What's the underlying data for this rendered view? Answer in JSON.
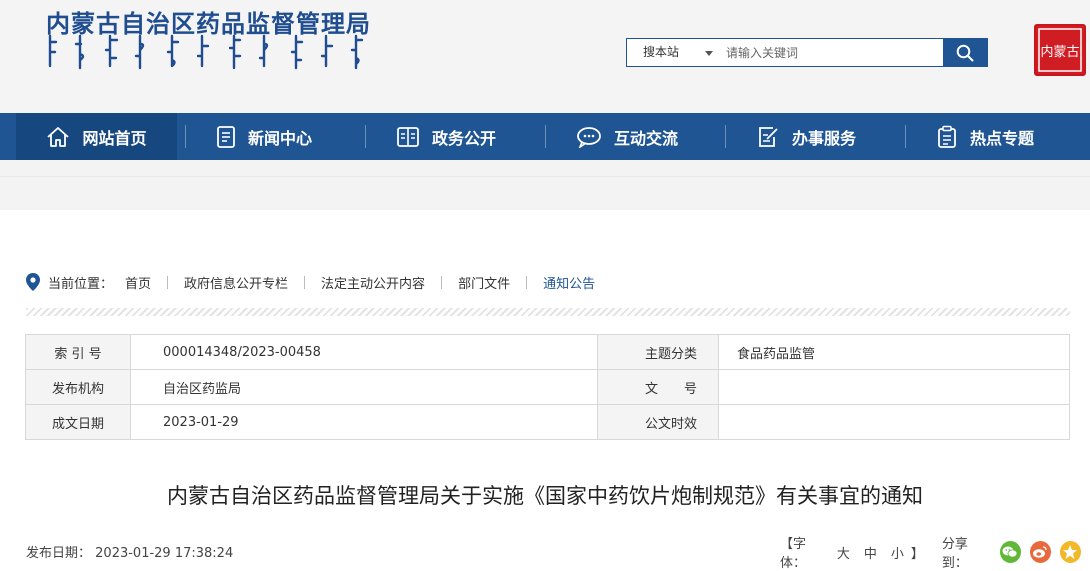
{
  "header": {
    "site_title": "内蒙古自治区药品监督管理局",
    "seal_text": "内蒙古"
  },
  "search": {
    "scope": "搜本站",
    "placeholder": "请输入关键词"
  },
  "nav": {
    "items": [
      {
        "label": "网站首页",
        "icon": "home-icon"
      },
      {
        "label": "新闻中心",
        "icon": "news-icon"
      },
      {
        "label": "政务公开",
        "icon": "document-icon"
      },
      {
        "label": "互动交流",
        "icon": "chat-icon"
      },
      {
        "label": "办事服务",
        "icon": "edit-icon"
      },
      {
        "label": "热点专题",
        "icon": "topic-icon"
      }
    ],
    "active_index": 0
  },
  "breadcrumb": {
    "label": "当前位置：",
    "items": [
      "首页",
      "政府信息公开专栏",
      "法定主动公开内容",
      "部门文件",
      "通知公告"
    ]
  },
  "info": {
    "index_label": "索 引 号",
    "index_value": "000014348/2023-00458",
    "topic_label": "主题分类",
    "topic_value": "食品药品监管",
    "publisher_label": "发布机构",
    "publisher_value": "自治区药监局",
    "docno_label": "文　　号",
    "docno_value": "",
    "date_label": "成文日期",
    "date_value": "2023-01-29",
    "validity_label": "公文时效",
    "validity_value": ""
  },
  "article": {
    "title": "内蒙古自治区药品监督管理局关于实施《国家中药饮片炮制规范》有关事宜的通知",
    "publish_label": "发布日期：",
    "publish_value": "2023-01-29 17:38:24"
  },
  "tools": {
    "font_label": "【字体：",
    "font_large": "大",
    "font_medium": "中",
    "font_small": "小",
    "font_close": "】",
    "share_label": "分享到：",
    "share_targets": [
      "wechat-icon",
      "weibo-icon",
      "qzone-icon"
    ]
  },
  "colors": {
    "brand_blue": "#1f5593",
    "seal_red": "#d01d24",
    "wechat_green": "#5fb836",
    "weibo_orange": "#e8693b",
    "qzone_yellow": "#f3b829"
  }
}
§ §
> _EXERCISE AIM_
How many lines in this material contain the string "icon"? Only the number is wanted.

> _OUTPUT OF THE TASK_
9